### Exercise
Whenever a line of the listing contains the string "more", return that line.

### Material for this task

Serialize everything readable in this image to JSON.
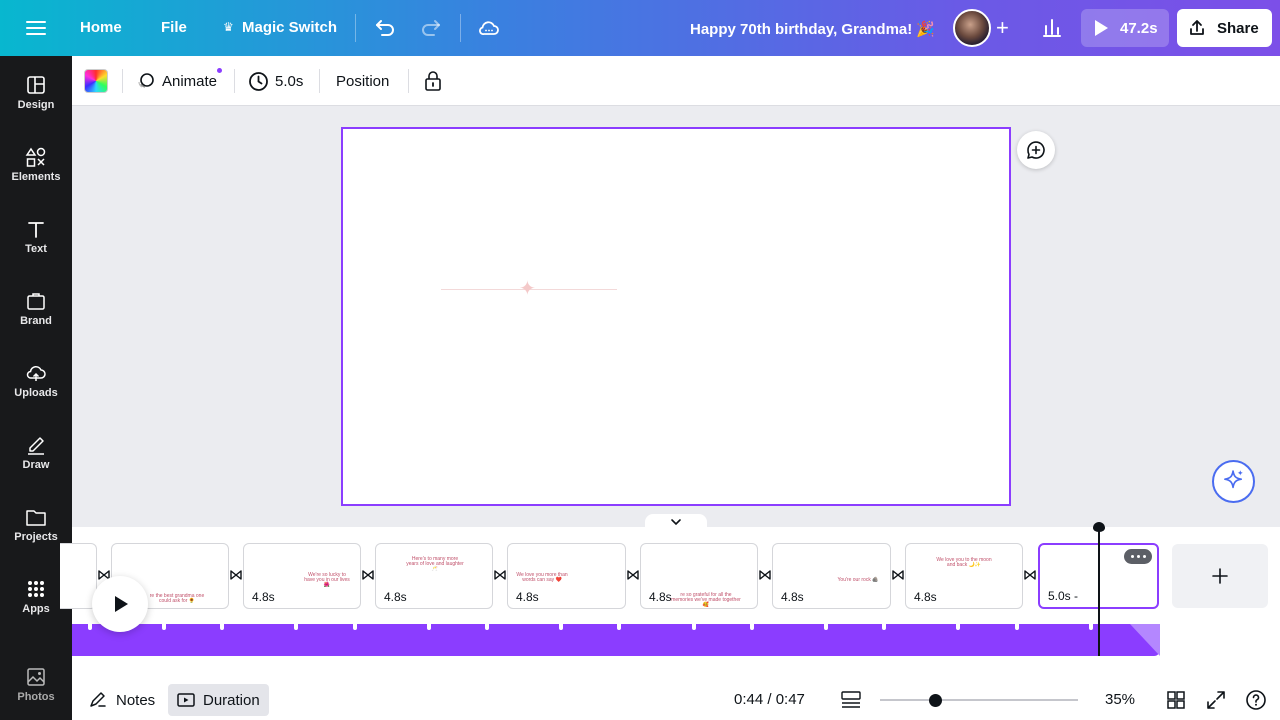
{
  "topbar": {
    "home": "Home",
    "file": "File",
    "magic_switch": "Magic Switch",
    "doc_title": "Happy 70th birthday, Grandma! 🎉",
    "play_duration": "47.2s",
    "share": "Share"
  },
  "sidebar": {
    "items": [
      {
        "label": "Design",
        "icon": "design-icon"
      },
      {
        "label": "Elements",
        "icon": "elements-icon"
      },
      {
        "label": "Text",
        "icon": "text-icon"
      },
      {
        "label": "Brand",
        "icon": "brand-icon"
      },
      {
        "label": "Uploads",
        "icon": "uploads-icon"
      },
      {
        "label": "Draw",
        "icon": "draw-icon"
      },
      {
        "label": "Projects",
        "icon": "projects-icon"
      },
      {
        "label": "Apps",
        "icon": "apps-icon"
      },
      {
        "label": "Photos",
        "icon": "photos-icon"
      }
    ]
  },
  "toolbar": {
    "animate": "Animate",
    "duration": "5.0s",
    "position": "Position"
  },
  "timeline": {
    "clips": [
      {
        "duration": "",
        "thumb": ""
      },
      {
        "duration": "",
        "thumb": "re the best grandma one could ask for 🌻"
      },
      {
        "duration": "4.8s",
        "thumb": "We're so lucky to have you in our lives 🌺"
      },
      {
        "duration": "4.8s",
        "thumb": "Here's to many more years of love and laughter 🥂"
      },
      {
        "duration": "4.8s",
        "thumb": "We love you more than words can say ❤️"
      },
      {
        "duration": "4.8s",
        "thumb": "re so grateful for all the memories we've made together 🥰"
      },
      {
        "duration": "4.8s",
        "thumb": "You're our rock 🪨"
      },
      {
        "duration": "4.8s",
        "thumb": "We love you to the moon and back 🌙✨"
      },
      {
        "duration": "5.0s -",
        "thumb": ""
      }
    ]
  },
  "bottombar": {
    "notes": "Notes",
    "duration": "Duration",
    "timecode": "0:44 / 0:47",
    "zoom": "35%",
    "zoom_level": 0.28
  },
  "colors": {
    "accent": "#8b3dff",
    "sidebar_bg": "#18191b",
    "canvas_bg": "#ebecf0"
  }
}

### Solution
        "thumb": "Here's to many more years of love and laughter 🥂"
        "thumb": "We love you more than words can say ❤️"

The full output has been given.